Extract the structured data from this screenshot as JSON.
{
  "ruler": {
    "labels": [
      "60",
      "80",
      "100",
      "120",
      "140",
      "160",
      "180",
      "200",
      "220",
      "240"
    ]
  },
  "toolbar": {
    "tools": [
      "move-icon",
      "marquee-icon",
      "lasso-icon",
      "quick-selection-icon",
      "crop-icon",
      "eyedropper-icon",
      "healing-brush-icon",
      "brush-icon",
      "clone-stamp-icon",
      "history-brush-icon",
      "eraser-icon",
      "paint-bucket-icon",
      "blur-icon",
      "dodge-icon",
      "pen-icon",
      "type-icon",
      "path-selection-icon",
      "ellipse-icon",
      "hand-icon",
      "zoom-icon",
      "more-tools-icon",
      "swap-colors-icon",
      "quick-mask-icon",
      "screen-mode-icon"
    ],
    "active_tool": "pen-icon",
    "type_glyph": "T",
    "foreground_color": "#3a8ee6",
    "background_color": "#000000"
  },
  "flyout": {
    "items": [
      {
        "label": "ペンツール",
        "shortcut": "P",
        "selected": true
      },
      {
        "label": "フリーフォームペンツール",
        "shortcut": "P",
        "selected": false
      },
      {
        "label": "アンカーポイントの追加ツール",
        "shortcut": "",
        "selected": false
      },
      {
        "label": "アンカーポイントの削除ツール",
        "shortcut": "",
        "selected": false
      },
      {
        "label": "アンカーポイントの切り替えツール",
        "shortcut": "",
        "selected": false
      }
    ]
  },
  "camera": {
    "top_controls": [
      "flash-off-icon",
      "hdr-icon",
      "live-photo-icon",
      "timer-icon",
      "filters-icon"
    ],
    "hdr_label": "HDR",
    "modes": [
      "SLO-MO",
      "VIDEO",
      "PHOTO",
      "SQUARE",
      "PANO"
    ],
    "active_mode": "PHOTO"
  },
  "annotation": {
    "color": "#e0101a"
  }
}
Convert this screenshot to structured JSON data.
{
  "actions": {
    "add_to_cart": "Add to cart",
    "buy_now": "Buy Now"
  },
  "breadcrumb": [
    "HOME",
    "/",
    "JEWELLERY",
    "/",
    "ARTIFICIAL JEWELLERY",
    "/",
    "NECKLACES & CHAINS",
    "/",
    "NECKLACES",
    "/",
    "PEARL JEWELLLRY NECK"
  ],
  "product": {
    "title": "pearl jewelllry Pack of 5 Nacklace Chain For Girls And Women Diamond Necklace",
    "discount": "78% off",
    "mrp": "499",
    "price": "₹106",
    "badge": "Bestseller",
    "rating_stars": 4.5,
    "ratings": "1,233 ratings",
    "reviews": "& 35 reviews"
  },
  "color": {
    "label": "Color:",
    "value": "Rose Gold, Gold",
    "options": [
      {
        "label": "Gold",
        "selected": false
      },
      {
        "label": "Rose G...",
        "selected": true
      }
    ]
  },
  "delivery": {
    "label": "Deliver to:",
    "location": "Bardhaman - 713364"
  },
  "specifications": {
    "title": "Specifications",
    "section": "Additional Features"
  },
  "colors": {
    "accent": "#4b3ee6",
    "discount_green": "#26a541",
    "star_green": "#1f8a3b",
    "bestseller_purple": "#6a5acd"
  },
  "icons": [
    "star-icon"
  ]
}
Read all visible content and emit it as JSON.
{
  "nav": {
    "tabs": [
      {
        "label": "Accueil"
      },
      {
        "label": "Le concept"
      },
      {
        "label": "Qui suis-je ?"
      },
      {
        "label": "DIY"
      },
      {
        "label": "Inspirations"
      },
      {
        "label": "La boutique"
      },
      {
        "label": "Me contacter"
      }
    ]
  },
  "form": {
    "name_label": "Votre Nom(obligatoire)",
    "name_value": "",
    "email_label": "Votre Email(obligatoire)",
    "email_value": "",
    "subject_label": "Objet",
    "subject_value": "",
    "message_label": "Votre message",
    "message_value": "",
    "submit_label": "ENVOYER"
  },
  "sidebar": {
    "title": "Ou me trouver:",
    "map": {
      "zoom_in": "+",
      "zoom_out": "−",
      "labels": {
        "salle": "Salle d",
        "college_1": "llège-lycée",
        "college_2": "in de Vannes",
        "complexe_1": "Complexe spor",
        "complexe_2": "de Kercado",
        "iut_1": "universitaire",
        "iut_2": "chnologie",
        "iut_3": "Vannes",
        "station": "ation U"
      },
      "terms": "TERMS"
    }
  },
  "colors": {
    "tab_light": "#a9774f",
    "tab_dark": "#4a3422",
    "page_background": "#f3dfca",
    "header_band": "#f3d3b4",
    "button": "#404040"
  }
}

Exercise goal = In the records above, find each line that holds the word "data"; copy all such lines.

Exercise solution =
Extract the structured data from this screenshot as JSON.
Convert this screenshot to structured JSON data.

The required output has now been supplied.